Understand why you want to start a journal
Often it can be difficult to find motivation to do something if we don’t understand why we’re doing it. Before you even start, take a minute to figure out why you want to start a journal – since you’re here there must be at least one. Perhaps you want to further understand your emotions, or want to improve your mental health. Or perhaps you want a place to log all your thoughts so that later you’ll be able to reflect on all the best – and worst – times of your life.
Don’t start on the first page
Any perfectionists amongst you will understand the feeling of discomfort when starting a new journal. An entire blank notebook can be extremely overwhelming and can definitely put someone off the idea journaling all together. Additionally, these feelings can be amplified by photos on social media of absolutely beautiful journals written by other people. However, if you can get through the initial stages and begin to fill up your journal, it generally becomes much easier to write without worrying about how each page looks.
To overcome these feelings of perfectionism, every time you feel an urge to write try opening your journal to a random page and starting there. This way, if you create a page you don’t like the look of, you don’t have to see it every time you open your journal. And if you really hate what you’ve written, you can simply rip the page out – I promise it won’t hurt anyone.
A tip I use every time I start a new journal is to open it to a random page and just scribble all over it. This helps me overcome the idea that every page needs to look visually appealing. Your journal should be a safe space to let out your emotions and while this can be done by creating beautiful looking pages, it can also be done simply by scribbling all over a page until you start to feel better.

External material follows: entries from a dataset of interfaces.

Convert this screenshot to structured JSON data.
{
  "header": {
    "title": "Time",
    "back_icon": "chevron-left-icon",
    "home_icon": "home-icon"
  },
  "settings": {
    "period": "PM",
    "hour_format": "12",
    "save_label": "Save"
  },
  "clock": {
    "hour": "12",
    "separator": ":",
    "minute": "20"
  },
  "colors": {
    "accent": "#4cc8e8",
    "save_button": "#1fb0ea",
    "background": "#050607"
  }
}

Don’t journal every day
You don’t need to journal every single day to be able to see its benefits. In fact, you don’t even need to journal every week. Trying to force yourself to write every day, even when you have nothing on your mind, is a quick way to lose motivation and never touch your journal again. Ideally, you shouldn’t even have to think about what you’re writing – the words should just flow effortlessly. Try sticking to journaling only when your emotions – whether they’re positive or negative – are particularly high.
Indeed, there may be days where you feel the need to journal more than once, and there may be weeks at time where you don’t journal at all. If you recognise journaling as something that can help you when you need it rather than something you should be doing every day just for the sake of it, then you’ll be well on your way to keeping a long term journal and seeing some real benefits.

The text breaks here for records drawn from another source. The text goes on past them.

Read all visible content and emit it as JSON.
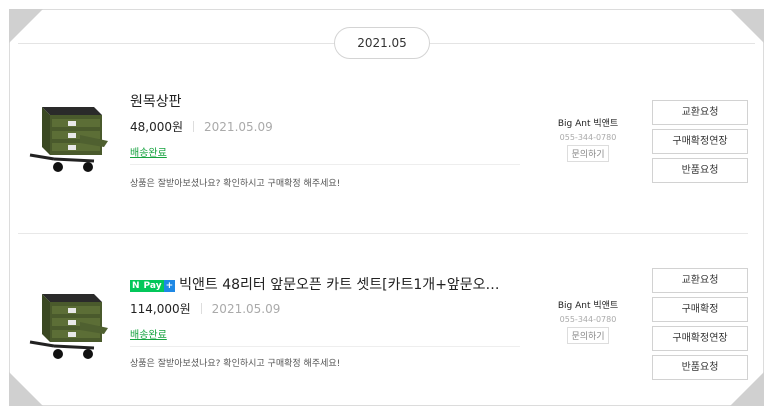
{
  "date_group": "2021.05",
  "orders": [
    {
      "title": "원목상판",
      "naver_pay": false,
      "price": "48,000원",
      "order_date": "2021.05.09",
      "status": "배송완료",
      "message": "상품은 잘받아보셨나요? 확인하시고 구매확정 해주세요!",
      "seller_name": "Big Ant 빅앤트",
      "seller_phone": "055-344-0780",
      "inquiry_label": "문의하기",
      "actions": [
        "교환요청",
        "구매확정연장",
        "반품요청"
      ]
    },
    {
      "title": "빅앤트 48리터 앞문오픈 카트 셋트[카트1개+앞문오…",
      "naver_pay": true,
      "naver_pay_badge": {
        "n": "N",
        "pay": "Pay",
        "plus": "+"
      },
      "price": "114,000원",
      "order_date": "2021.05.09",
      "status": "배송완료",
      "message": "상품은 잘받아보셨나요? 확인하시고 구매확정 해주세요!",
      "seller_name": "Big Ant 빅앤트",
      "seller_phone": "055-344-0780",
      "inquiry_label": "문의하기",
      "actions": [
        "교환요청",
        "구매확정",
        "구매확정연장",
        "반품요청"
      ]
    }
  ]
}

Stick to one journal
You may see people using several different journals for different purposes: dream journals, gratitude journals, travel journals etc. However, I would suggest just putting all your thoughts into one – somewhere you can write about absolutely anything you want. This way, whenever you feel an urge to journal you can just pick it up and start, without having to think about anything.
An important step in making something a habit is reducing friction. That is, you want to make it as easy as possible to start journaling whenever you feel the need. I’d suggest keeping your journal somewhere safe together with your favourite pen – that way there can potentially only be a few seconds between you deciding you want to journal and your pen hitting the page.

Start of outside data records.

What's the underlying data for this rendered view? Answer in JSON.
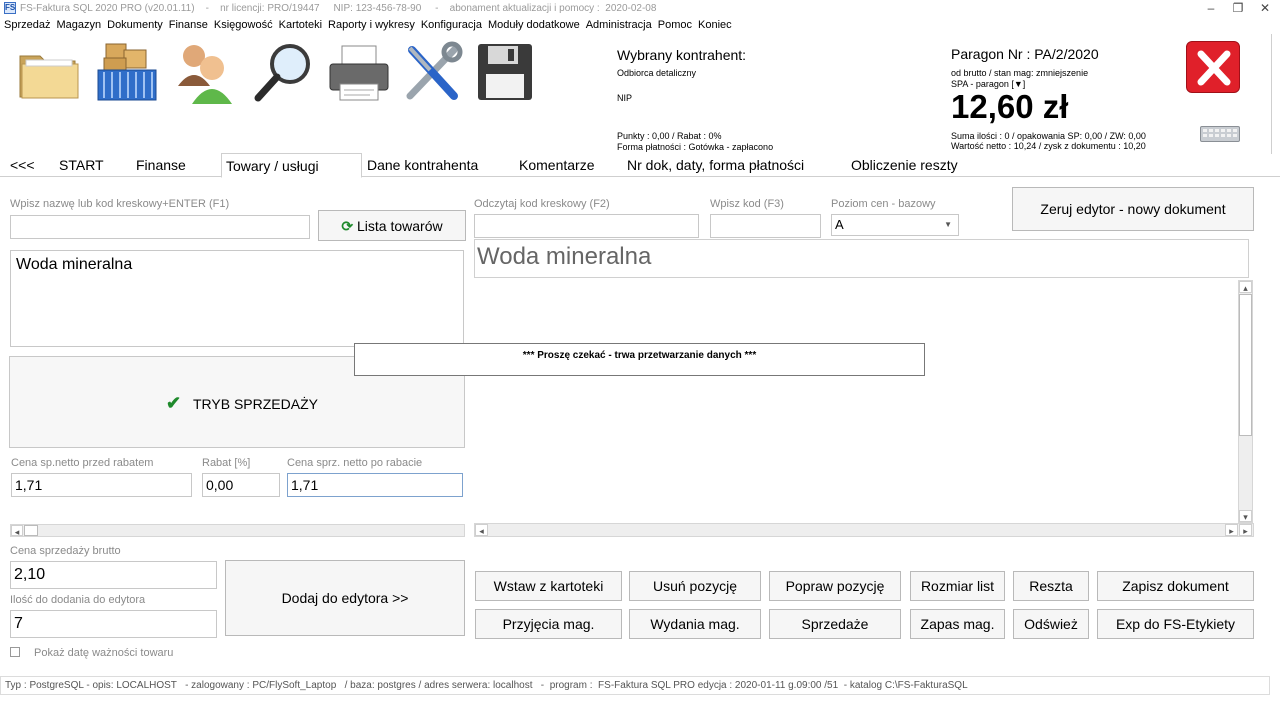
{
  "titlebar": {
    "text": "FS-Faktura SQL 2020 PRO (v20.01.11)    -    nr licencji: PRO/19447     NIP: 123-456-78-90     -    abonament aktualizacji i pomocy :  2020-02-08",
    "logo": "FS"
  },
  "menu": [
    "Sprzedaż",
    "Magazyn",
    "Dokumenty",
    "Finanse",
    "Księgowość",
    "Kartoteki",
    "Raporty i wykresy",
    "Konfiguracja",
    "Moduły dodatkowe",
    "Administracja",
    "Pomoc",
    "Koniec"
  ],
  "toolbar_icons": [
    "folder-icon",
    "warehouse-boxes-icon",
    "contacts-icon",
    "magnifier-icon",
    "printer-icon",
    "tools-icon",
    "floppy-disk-icon"
  ],
  "contractor": {
    "heading": "Wybrany kontrahent:",
    "name": "Odbiorca detaliczny",
    "nip": "NIP",
    "points": "Punkty : 0,00 / Rabat : 0%",
    "payment": "Forma płatności : Gotówka - zapłacono"
  },
  "receipt": {
    "title": "Paragon Nr :  PA/2/2020",
    "sub1": "od brutto / stan mag: zmniejszenie",
    "sub2": "SPA - paragon [▼]",
    "amount": "12,60 zł",
    "sum1": "Suma ilości : 0 / opakowania SP: 0,00 / ZW: 0,00",
    "sum2": "Wartość netto : 10,24  /  zysk z dokumentu : 10,20"
  },
  "tabs": [
    "<<<",
    "START",
    "Finanse",
    "Towary  / usługi",
    "Dane kontrahenta",
    "Komentarze",
    "Nr dok, daty, forma płatności",
    "Obliczenie reszty"
  ],
  "left": {
    "search_label": "Wpisz nazwę lub kod kreskowy+ENTER (F1)",
    "search_value": "",
    "list_button": "Lista towarów",
    "product_name": "Woda mineralna",
    "mode": "TRYB SPRZEDAŻY",
    "net_price_label": "Cena sp.netto przed rabatem",
    "net_price": "1,71",
    "discount_label": "Rabat [%]",
    "discount": "0,00",
    "net_after_label": "Cena sprz. netto po rabacie",
    "net_after": "1,71",
    "gross_label": "Cena sprzedaży brutto",
    "gross": "2,10",
    "qty_label": "Ilość do dodania do edytora",
    "qty": "7",
    "add_button": "Dodaj do edytora     >>",
    "expiry_label": "Pokaż datę ważności towaru"
  },
  "right": {
    "barcode_label": "Odczytaj kod kreskowy (F2)",
    "code_label": "Wpisz kod (F3)",
    "price_level_label": "Poziom cen - bazowy",
    "price_level": "A",
    "reset_button": "Zeruj edytor -  nowy dokument",
    "product_display": "Woda mineralna"
  },
  "processing": "***   Proszę czekać -  trwa przetwarzanie danych  ***",
  "buttons_row1": [
    "Wstaw z kartoteki",
    "Usuń pozycję",
    "Popraw pozycję",
    "Rozmiar list",
    "Reszta",
    "Zapisz dokument"
  ],
  "buttons_row2": [
    "Przyjęcia mag.",
    "Wydania mag.",
    "Sprzedaże",
    "Zapas mag.",
    "Odśwież",
    "Exp do FS-Etykiety"
  ],
  "status": "Typ : PostgreSQL - opis: LOCALHOST   - zalogowany : PC/FlySoft_Laptop   / baza: postgres / adres serwera: localhost   -  program :  FS-Faktura SQL PRO edycja : 2020-01-11 g.09:00 /51  - katalog C:\\FS-FakturaSQL",
  "colors": {
    "close_red": "#e0202a",
    "check_green": "#1f8a2c",
    "border_gray": "#c8c8c8"
  }
}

Your journal can look however you want it to, and it doesn’t have to just consist of writing. Even if you’re terrible at sketching, you can use your journal as somewhere to doodle or draw when you’re bored or in need of a distraction. One of the best parts about journaling is it allows you to be creative, no matter how uncreative of a person you already are. Nobody has to see what you create – try letting your imagination loose every once in a while and seeing where it takes you.